2020 has without a doubt been a difficult year. There is so much that has happened globally and so much resistance that has been shown. One of the ways in which I showed dissent this year was by going to the anti-CAA and anti-NRC protests. When the protests first started towards the end of November of 2019, I have to admit I was too scared to go. So initially I spent time just reading up and educating myself as much as I could about the act, the problems with it, and what it was doing. Then I started talking to my parents, but they didn’t seem to be on the same page as me. Whenever I tried to talk to my parents, especially my father, I got told I didn’t understand the ways of the world, I didn’t understand how difficult it was to run a government, and I was naïve and young. It was extremely frustrating to have the conversation over and over, but I kept trying.

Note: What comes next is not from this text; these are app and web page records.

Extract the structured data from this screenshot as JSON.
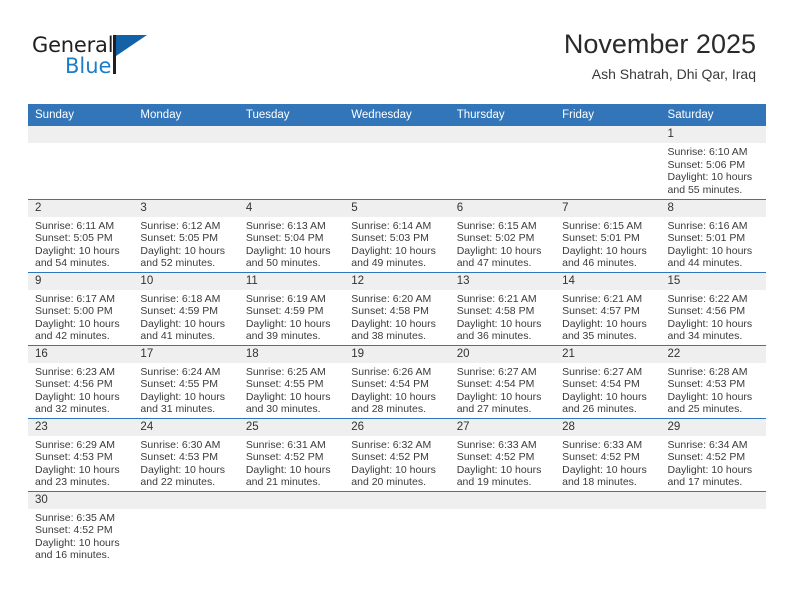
{
  "brand": {
    "name_part1": "General",
    "name_part2": "Blue",
    "accent_color": "#1b7ec9",
    "flag_color": "#1362a8"
  },
  "header": {
    "title": "November 2025",
    "subtitle": "Ash Shatrah, Dhi Qar, Iraq"
  },
  "theme": {
    "header_blue": "#3275b8",
    "daynum_gray": "#efefef",
    "text": "#333333"
  },
  "weekday_headers": [
    "Sunday",
    "Monday",
    "Tuesday",
    "Wednesday",
    "Thursday",
    "Friday",
    "Saturday"
  ],
  "labels": {
    "sunrise": "Sunrise:",
    "sunset": "Sunset:",
    "daylight": "Daylight:"
  },
  "weeks": [
    [
      {
        "day": "",
        "empty": true
      },
      {
        "day": "",
        "empty": true
      },
      {
        "day": "",
        "empty": true
      },
      {
        "day": "",
        "empty": true
      },
      {
        "day": "",
        "empty": true
      },
      {
        "day": "",
        "empty": true
      },
      {
        "day": "1",
        "sunrise": "Sunrise: 6:10 AM",
        "sunset": "Sunset: 5:06 PM",
        "daylight_line1": "Daylight: 10 hours",
        "daylight_line2": "and 55 minutes."
      }
    ],
    [
      {
        "day": "2",
        "sunrise": "Sunrise: 6:11 AM",
        "sunset": "Sunset: 5:05 PM",
        "daylight_line1": "Daylight: 10 hours",
        "daylight_line2": "and 54 minutes."
      },
      {
        "day": "3",
        "sunrise": "Sunrise: 6:12 AM",
        "sunset": "Sunset: 5:05 PM",
        "daylight_line1": "Daylight: 10 hours",
        "daylight_line2": "and 52 minutes."
      },
      {
        "day": "4",
        "sunrise": "Sunrise: 6:13 AM",
        "sunset": "Sunset: 5:04 PM",
        "daylight_line1": "Daylight: 10 hours",
        "daylight_line2": "and 50 minutes."
      },
      {
        "day": "5",
        "sunrise": "Sunrise: 6:14 AM",
        "sunset": "Sunset: 5:03 PM",
        "daylight_line1": "Daylight: 10 hours",
        "daylight_line2": "and 49 minutes."
      },
      {
        "day": "6",
        "sunrise": "Sunrise: 6:15 AM",
        "sunset": "Sunset: 5:02 PM",
        "daylight_line1": "Daylight: 10 hours",
        "daylight_line2": "and 47 minutes."
      },
      {
        "day": "7",
        "sunrise": "Sunrise: 6:15 AM",
        "sunset": "Sunset: 5:01 PM",
        "daylight_line1": "Daylight: 10 hours",
        "daylight_line2": "and 46 minutes."
      },
      {
        "day": "8",
        "sunrise": "Sunrise: 6:16 AM",
        "sunset": "Sunset: 5:01 PM",
        "daylight_line1": "Daylight: 10 hours",
        "daylight_line2": "and 44 minutes."
      }
    ],
    [
      {
        "day": "9",
        "sunrise": "Sunrise: 6:17 AM",
        "sunset": "Sunset: 5:00 PM",
        "daylight_line1": "Daylight: 10 hours",
        "daylight_line2": "and 42 minutes."
      },
      {
        "day": "10",
        "sunrise": "Sunrise: 6:18 AM",
        "sunset": "Sunset: 4:59 PM",
        "daylight_line1": "Daylight: 10 hours",
        "daylight_line2": "and 41 minutes."
      },
      {
        "day": "11",
        "sunrise": "Sunrise: 6:19 AM",
        "sunset": "Sunset: 4:59 PM",
        "daylight_line1": "Daylight: 10 hours",
        "daylight_line2": "and 39 minutes."
      },
      {
        "day": "12",
        "sunrise": "Sunrise: 6:20 AM",
        "sunset": "Sunset: 4:58 PM",
        "daylight_line1": "Daylight: 10 hours",
        "daylight_line2": "and 38 minutes."
      },
      {
        "day": "13",
        "sunrise": "Sunrise: 6:21 AM",
        "sunset": "Sunset: 4:58 PM",
        "daylight_line1": "Daylight: 10 hours",
        "daylight_line2": "and 36 minutes."
      },
      {
        "day": "14",
        "sunrise": "Sunrise: 6:21 AM",
        "sunset": "Sunset: 4:57 PM",
        "daylight_line1": "Daylight: 10 hours",
        "daylight_line2": "and 35 minutes."
      },
      {
        "day": "15",
        "sunrise": "Sunrise: 6:22 AM",
        "sunset": "Sunset: 4:56 PM",
        "daylight_line1": "Daylight: 10 hours",
        "daylight_line2": "and 34 minutes."
      }
    ],
    [
      {
        "day": "16",
        "sunrise": "Sunrise: 6:23 AM",
        "sunset": "Sunset: 4:56 PM",
        "daylight_line1": "Daylight: 10 hours",
        "daylight_line2": "and 32 minutes."
      },
      {
        "day": "17",
        "sunrise": "Sunrise: 6:24 AM",
        "sunset": "Sunset: 4:55 PM",
        "daylight_line1": "Daylight: 10 hours",
        "daylight_line2": "and 31 minutes."
      },
      {
        "day": "18",
        "sunrise": "Sunrise: 6:25 AM",
        "sunset": "Sunset: 4:55 PM",
        "daylight_line1": "Daylight: 10 hours",
        "daylight_line2": "and 30 minutes."
      },
      {
        "day": "19",
        "sunrise": "Sunrise: 6:26 AM",
        "sunset": "Sunset: 4:54 PM",
        "daylight_line1": "Daylight: 10 hours",
        "daylight_line2": "and 28 minutes."
      },
      {
        "day": "20",
        "sunrise": "Sunrise: 6:27 AM",
        "sunset": "Sunset: 4:54 PM",
        "daylight_line1": "Daylight: 10 hours",
        "daylight_line2": "and 27 minutes."
      },
      {
        "day": "21",
        "sunrise": "Sunrise: 6:27 AM",
        "sunset": "Sunset: 4:54 PM",
        "daylight_line1": "Daylight: 10 hours",
        "daylight_line2": "and 26 minutes."
      },
      {
        "day": "22",
        "sunrise": "Sunrise: 6:28 AM",
        "sunset": "Sunset: 4:53 PM",
        "daylight_line1": "Daylight: 10 hours",
        "daylight_line2": "and 25 minutes."
      }
    ],
    [
      {
        "day": "23",
        "sunrise": "Sunrise: 6:29 AM",
        "sunset": "Sunset: 4:53 PM",
        "daylight_line1": "Daylight: 10 hours",
        "daylight_line2": "and 23 minutes."
      },
      {
        "day": "24",
        "sunrise": "Sunrise: 6:30 AM",
        "sunset": "Sunset: 4:53 PM",
        "daylight_line1": "Daylight: 10 hours",
        "daylight_line2": "and 22 minutes."
      },
      {
        "day": "25",
        "sunrise": "Sunrise: 6:31 AM",
        "sunset": "Sunset: 4:52 PM",
        "daylight_line1": "Daylight: 10 hours",
        "daylight_line2": "and 21 minutes."
      },
      {
        "day": "26",
        "sunrise": "Sunrise: 6:32 AM",
        "sunset": "Sunset: 4:52 PM",
        "daylight_line1": "Daylight: 10 hours",
        "daylight_line2": "and 20 minutes."
      },
      {
        "day": "27",
        "sunrise": "Sunrise: 6:33 AM",
        "sunset": "Sunset: 4:52 PM",
        "daylight_line1": "Daylight: 10 hours",
        "daylight_line2": "and 19 minutes."
      },
      {
        "day": "28",
        "sunrise": "Sunrise: 6:33 AM",
        "sunset": "Sunset: 4:52 PM",
        "daylight_line1": "Daylight: 10 hours",
        "daylight_line2": "and 18 minutes."
      },
      {
        "day": "29",
        "sunrise": "Sunrise: 6:34 AM",
        "sunset": "Sunset: 4:52 PM",
        "daylight_line1": "Daylight: 10 hours",
        "daylight_line2": "and 17 minutes."
      }
    ],
    [
      {
        "day": "30",
        "sunrise": "Sunrise: 6:35 AM",
        "sunset": "Sunset: 4:52 PM",
        "daylight_line1": "Daylight: 10 hours",
        "daylight_line2": "and 16 minutes."
      },
      {
        "day": "",
        "empty": true
      },
      {
        "day": "",
        "empty": true
      },
      {
        "day": "",
        "empty": true
      },
      {
        "day": "",
        "empty": true
      },
      {
        "day": "",
        "empty": true
      },
      {
        "day": "",
        "empty": true
      }
    ]
  ]
}
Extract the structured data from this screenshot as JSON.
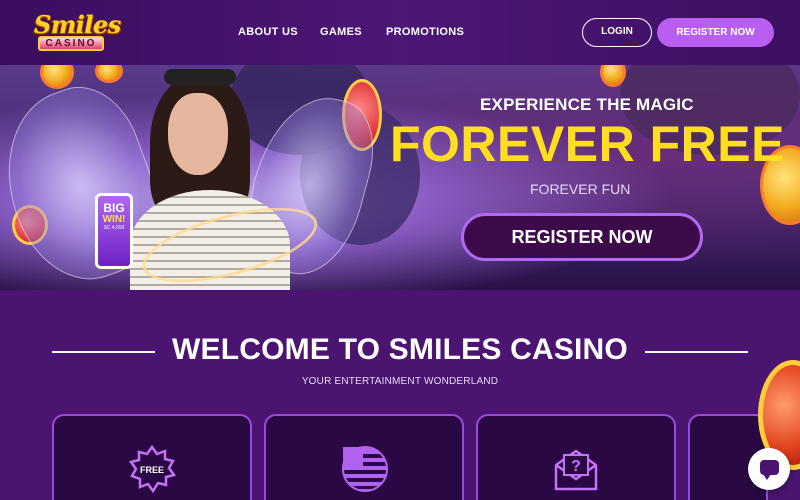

Then when the attack on Jamia Millia Islamia took place on 15th December, I knew I couldn’t hold back anymore. I knew it was necessary to go and raise our voices, so I went for a protest with my college friends, without telling my parents. I wouldn’t pick their call when I was out and I kept making excuses.
In January of 2020, I got tired of being condescended to by my father. I knew that I was trying my best to keep myself educated and aware about what was happening and joining in a fight I genuinely believed in. It felt like everything around us was on fire, and I didn’t find the need to lie to my father anymore, even if he disagreed. I started informing them on the family group chat. After I reached protests sites, I started sending videos and pictures of the protests. No one responded much, but I still kept doing it. My father started telling my mother how much I was not focusing on my academics. But I started to ignore the jibes. I balanced my academics with going to as many protests as I could attend. The most powerful ones were the women’s sit-in (I attended one in Pune). There was no place as buzzing with resistance and power as those. I told my father as much, even when he continued to give me the cold shoulder in such conversations.
I told my parents — if I didn’t go and raise my voice for things I saw were wrong, what was the point of my education? It is hard, and frustrating, and often lonely to fight at home. Especially when my arguments are treated with disrespect. But I have realized that love, empathy, and humanity are powerful tools of resistance and change and I have chalked a path to keep myself educated and aware; to grow and constantly strive to be better and do better while being constantly mindful of the kind of privileges I have.
— Abhramika Choudhuri, 20